◆ WHAT TO DO: As soon as the line containing "Enumerate this screenshot's" appears, start repeating lines exactly and continue to the end of the entries; please skip pictures.

◆ INPUT FOR THIS TASK:

====

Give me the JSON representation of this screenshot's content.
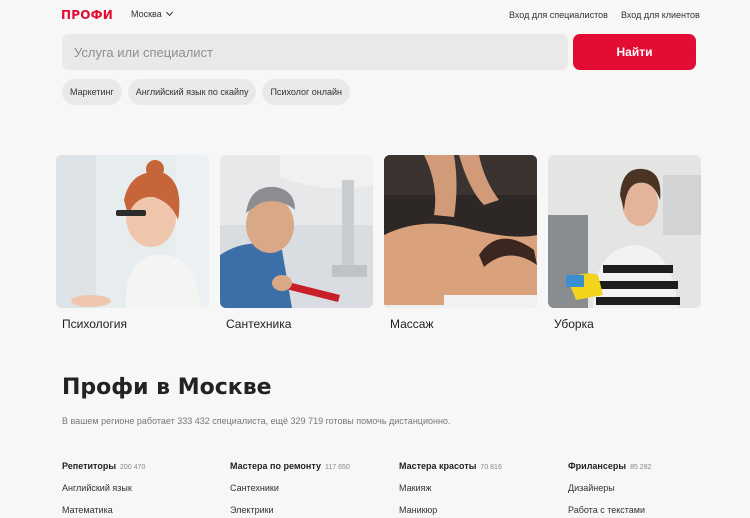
{
  "header": {
    "logo": "ПРОФИ",
    "city": "Москва",
    "login_specialists": "Вход для специалистов",
    "login_clients": "Вход для клиентов"
  },
  "search": {
    "placeholder": "Услуга или специалист",
    "button_label": "Найти"
  },
  "chips": [
    "Маркетинг",
    "Английский язык по скайпу",
    "Психолог онлайн"
  ],
  "categories": [
    {
      "label": "Психология"
    },
    {
      "label": "Сантехника"
    },
    {
      "label": "Массаж"
    },
    {
      "label": "Уборка"
    }
  ],
  "section": {
    "title": "Профи в Москве",
    "subtitle": "В вашем регионе работает 333 432 специалиста, ещё 329 719 готовы помочь дистанционно."
  },
  "columns": [
    {
      "title": "Репетиторы",
      "count": "200 470",
      "items": [
        "Английский язык",
        "Математика"
      ]
    },
    {
      "title": "Мастера по ремонту",
      "count": "117 650",
      "items": [
        "Сантехники",
        "Электрики"
      ]
    },
    {
      "title": "Мастера красоты",
      "count": "70 816",
      "items": [
        "Макияж",
        "Маникюр"
      ]
    },
    {
      "title": "Фрилансеры",
      "count": "85 282",
      "items": [
        "Дизайнеры",
        "Работа с текстами"
      ]
    }
  ],
  "colors": {
    "accent": "#e30d34",
    "background": "#f7f7f7",
    "chip": "#e9e9e9"
  }
}
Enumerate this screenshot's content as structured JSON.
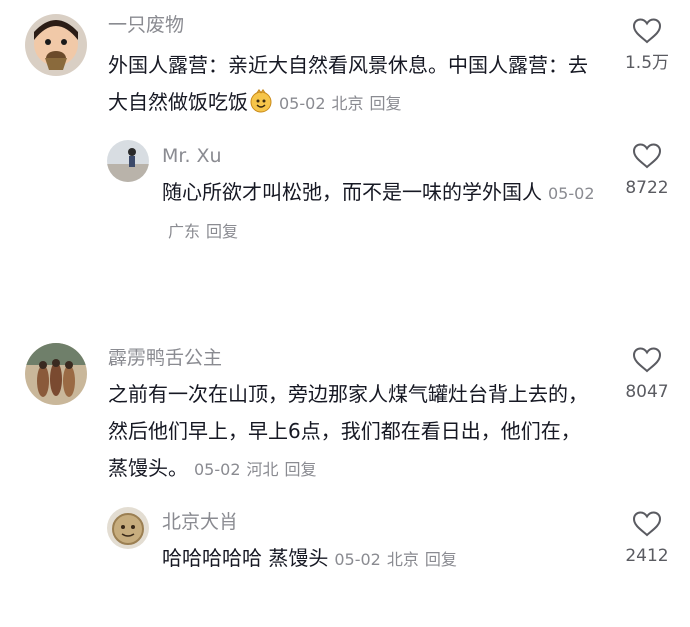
{
  "comments": [
    {
      "username": "一只废物",
      "text": "外国人露营：亲近大自然看风景休息。中国人露营：去大自然做饭吃饭",
      "date": "05-02",
      "location": "北京",
      "reply_label": "回复",
      "likes": "1.5万",
      "emoji": "smiling-cartoon-face",
      "replies": [
        {
          "username": "Mr. Xu",
          "text": "随心所欲才叫松弛，而不是一味的学外国人",
          "date": "05-02",
          "location": "广东",
          "reply_label": "回复",
          "likes": "8722"
        }
      ]
    },
    {
      "username": "霹雳鸭舌公主",
      "text": "之前有一次在山顶，旁边那家人煤气罐灶台背上去的，然后他们早上，早上6点，我们都在看日出，他们在，蒸馒头。",
      "date": "05-02",
      "location": "河北",
      "reply_label": "回复",
      "likes": "8047",
      "replies": [
        {
          "username": "北京大肖",
          "text": "哈哈哈哈哈 蒸馒头",
          "date": "05-02",
          "location": "北京",
          "reply_label": "回复",
          "likes": "2412"
        }
      ]
    }
  ],
  "icons": {
    "like": "heart-outline-icon"
  },
  "colors": {
    "text": "#161823",
    "meta": "#8a8b91",
    "count": "#5a5b61"
  }
}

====

◆ RESULT OF THIS EXERCISE:
Enumerate this screenshot's content as structured JSON.
{
  "comments": [
    {
      "username": "一只废物",
      "text": "外国人露营：亲近大自然看风景休息。中国人露营：去大自然做饭吃饭",
      "date": "05-02",
      "location": "北京",
      "reply_label": "回复",
      "likes": "1.5万",
      "emoji": "smiling-cartoon-face",
      "replies": [
        {
          "username": "Mr. Xu",
          "text": "随心所欲才叫松弛，而不是一味的学外国人",
          "date": "05-02",
          "location": "广东",
          "reply_label": "回复",
          "likes": "8722"
        }
      ]
    },
    {
      "username": "霹雳鸭舌公主",
      "text": "之前有一次在山顶，旁边那家人煤气罐灶台背上去的，然后他们早上，早上6点，我们都在看日出，他们在，蒸馒头。",
      "date": "05-02",
      "location": "河北",
      "reply_label": "回复",
      "likes": "8047",
      "replies": [
        {
          "username": "北京大肖",
          "text": "哈哈哈哈哈 蒸馒头",
          "date": "05-02",
          "location": "北京",
          "reply_label": "回复",
          "likes": "2412"
        }
      ]
    }
  ],
  "icons": {
    "like": "heart-outline-icon"
  },
  "colors": {
    "text": "#161823",
    "meta": "#8a8b91",
    "count": "#5a5b61"
  }
}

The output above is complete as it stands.